Given the scorching weather we’ve endured for so many weeks, you’d hardly think it time to sport a beard. But check out the colony. These little ones are right on schedule with a distinctive fashion statement.
Yeah, it’s called ‘bearding.’ This mass might look startling to the uninitiated, but it has a real purpose, as does everything associated with the hive. This phenomenon typically occurs when daytime temperatures approach 100F. And in our region, they certainly have.
Over the months, this hive has evolved from struggling colony to an organism of massive power and energy. The number of workers hanging in that beard alone easily double the crew installed last April. And unseen are the cadres of nurse and maintenance bees remaining inside who constantly tend to the affairs of the queen and the developing brood.
So why are they just hanging there? These folk are mostly daytime foragers, and after sunset they have nothing to do. But on hot summer nights, to crowd back into the hive along with the maintenance crew would only elevate the hive’s internal temperature to dangerous, brood-killing levels. So they hang out, literally, on the front porch, chillin.’

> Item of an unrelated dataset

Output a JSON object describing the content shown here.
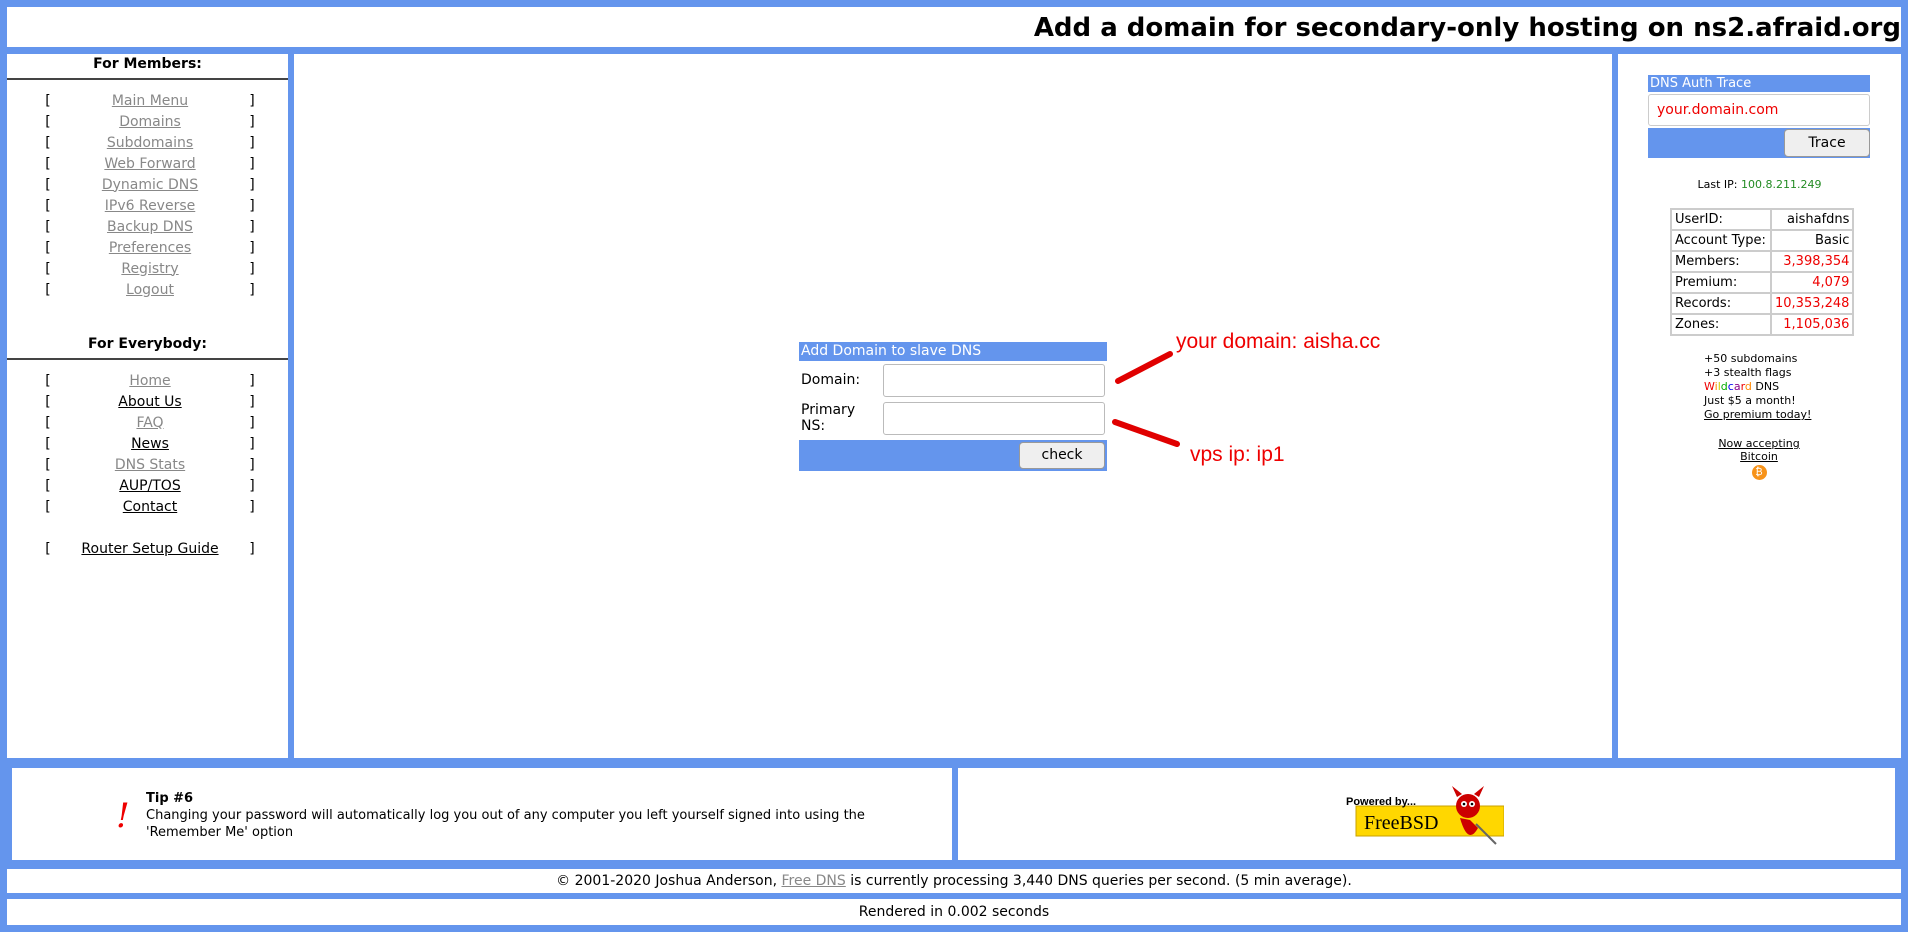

Whether the weather is freezing cold or boiling hot, a colony knows to regulate its internal temperature to a sweet 90-95F. How interesting that the optimal temperature for this super-organism falls so closely to that of humans. Whether organizing to fan moisture throughout the hive for evaporative cooling, or clumping together in the center to conserve heat, universal principles apply. Think of these as analogs to our mammalian panting and shivering.
Indeed, some of these folk work all night as part of the air conditioning system. Note the workers in the picture below with their abdomens up in the air. These little ones perch facing the hive opening. Their rapidly beating wings create the equivalent of a turbo wash behind an airplane sitting on the runway. You can easily feel this breeze against the back of your hand six to eight inches from the hive.

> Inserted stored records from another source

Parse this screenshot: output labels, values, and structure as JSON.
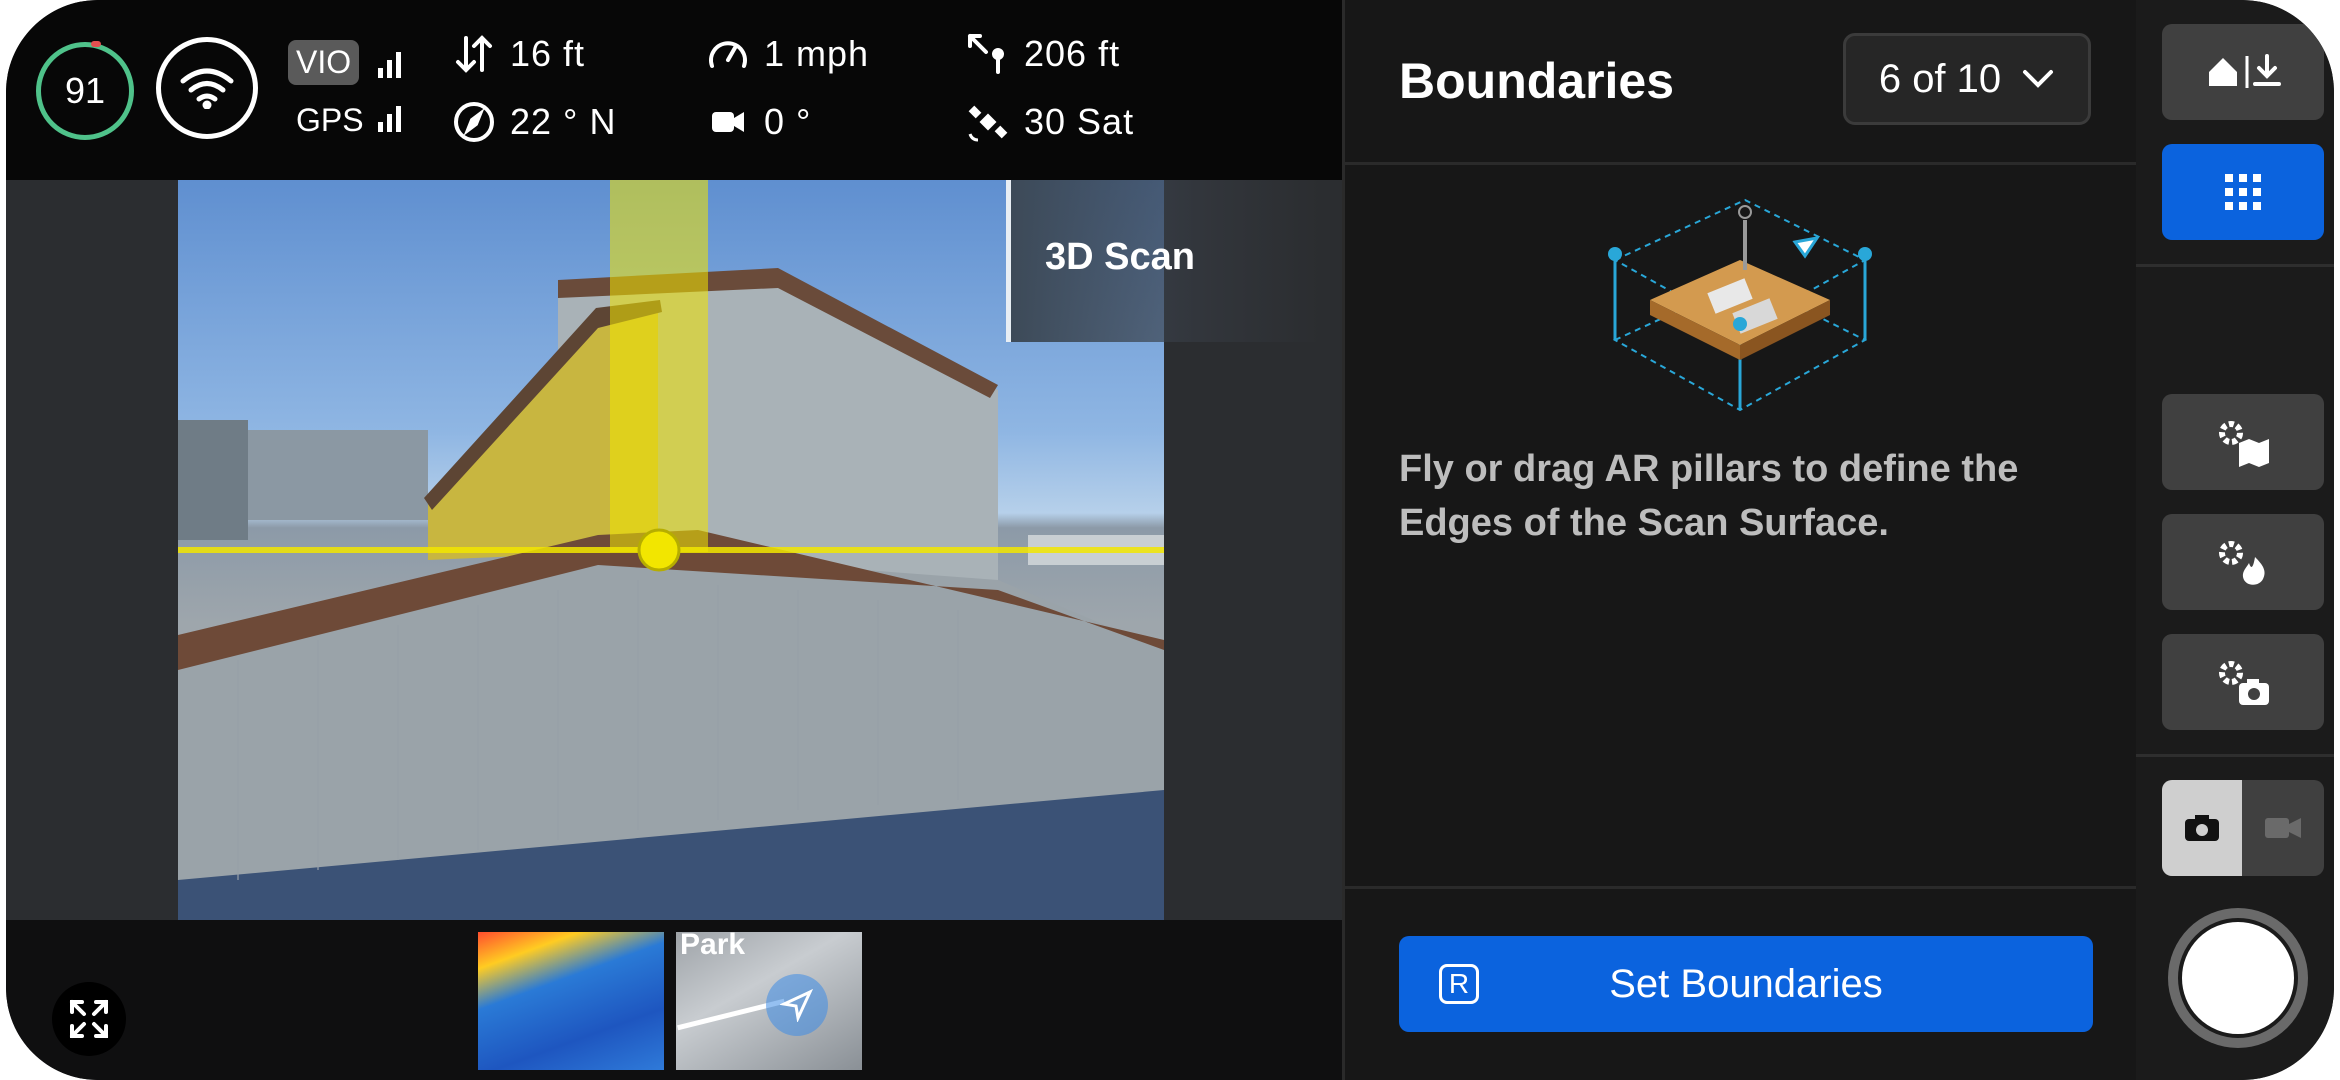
{
  "status": {
    "battery_level": "91",
    "vio_label": "VIO",
    "gps_label": "GPS",
    "telemetry": {
      "vertical": "16 ft",
      "speed": "1 mph",
      "distance": "206 ft",
      "heading": "22 ° N",
      "gimbal": "0 °",
      "satellites": "30 Sat"
    }
  },
  "viewport": {
    "mode_tab": "3D Scan"
  },
  "minimap": {
    "label": "Park"
  },
  "panel": {
    "title": "Boundaries",
    "step": "6 of 10",
    "instruction": "Fly or drag AR pillars to define the Edges of the Scan Surface.",
    "action_label": "Set Boundaries",
    "action_key": "R"
  },
  "colors": {
    "accent": "#0b63de",
    "ar_yellow": "#f2e600",
    "battery_ring": "#4fc28a"
  }
}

And this is only what we can see from the outside. Inside, more rows of fanning workers have already pushed air down through the hive toward that opening. The sound of all this activity is quite wonderful – a continuous muted sussuration, perhaps the insect equivalent of the unending word of God. Its murmured ‘aummm’ invites you to pull up a bench, sit down and hum along. . .
Stay cool, folks.